Corn seed about to be sold to farmers for this year's crop has been found to contain small amounts of a genetically engineered variety of the grain that prompted massive recalls of food and crops last year, government and industry sources said yesterday.
Seed companies detected the presence of the engineered corn, known as StarLink, while testing their stocks to make sure the seed was free of the biotech variety, which has been approved only for animal consumption because of concerns about its safety for humans.
There is no immediate public health threat because none of the seed has been planted. But if the problem is found to be widespread, farmers and grain exporters fear it could be devastating because major buyers of American corn in Europe and Asia have said they will refuse to buy any corn suspected of containing StarLink. The United States earns billion of dollars in corn exports every year.
In response, alarmed representatives of the seed industry and other corn and food industry officials are scheduled to meet today with officials from the three federal agencies that oversee agricultural biotechnology.
"There may be low levels of [the StarLink protein] in some non-StarLink hybrid corn seed," an Agriculture Department official confirmed yesterday. Those attending today's meeting will "look into the issue and further evaluate what steps may be necessary to address it."
The worried reaction to the discovery illustrates how controversial and sensitive the issue of genetically engineered crops has become.

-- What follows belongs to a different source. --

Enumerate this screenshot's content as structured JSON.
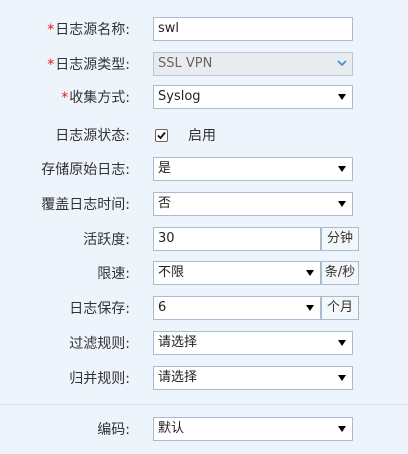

Although most scientific organizations have concluded the crops are safe, there is widespread public concern in Europe and Japan that genetically modified crops could cause unforeseen environmental and human health problems, and there is some evidence that concerns are growing in the United States as well.
StarLink contains a gene spliced in to produce a form of a protein naturally made by a bacterium called Bacillus thuringienis, or Bt. The protein kills the destructive European corn borer. Other genetically engineered crops on the market contain forms of the Bt protein, but those have been approved for human and animal use, avoiding the problem that StarLink caused.
Industry sources said yesterday that it was unclear how the seed corn came to contain the StarLink protein, called Cry9c. Federal regulators have required farmers growing genetically modified crops to plant buffer crops of non-modified plants because of concerns that pollen would drift onto nearby fields and cross-breed with conventional crops.
The creator of StarLink, Aventis CropScience, maintains the corn is safe for human consumption and has asked the Environmental Protection Agency to approve it retroactively for human use to avert future disruptions of the corn supply. But the agency is under intense pressure from critics of biotechnology to keep the ban on human use. The EPA has declined to approve StarLink for humans because Cry9c breaks down more slowly than similar biotech products, raising fears that it could cause dangerous allergic reactions.
Industry sources said the level of Cry9c being found in corn seed is very low. But because the protein is not allowed in food at all, any found in this year's corn would be considered a contaminant.
Ships filled with American corn were turned back from Japan last year after officials found StarLink in the shipments.
The Agriculture Department recently reported that corn exports have declined this year, and analysts have pointed to StarLink as the reason.
Last year Aventis officials initiated a massive and expensive buyback of StarLink corn, and corn found to contain StarLink, after they discovered that it had been inadvertently mixed with corn destined for human consumption. A company official said yesterday that 94 million bushels of corn have been purchased under the program and that 99 percent of the 1999 and 2000 corn has been identified and contained.
In all, the official said, more than 28,000 truckloads, 15,000 rail cars and 285 barges of corn tested positive for StarLink.
It was unclear yesterday how many seed companies have found Cry9c in their products.
Representatives of the American Seed Trade Association, who are expected to be at the meeting today, declined to comment yesterday.
The discovery of StarLink in food ranging from taco shells to beer last year underscored how difficult it is to segregate genetically modified crops from conventional ones. The presence of the StarLink protein in corn seed suggests segregation may be impossible.
© 2001 The Washington Post Company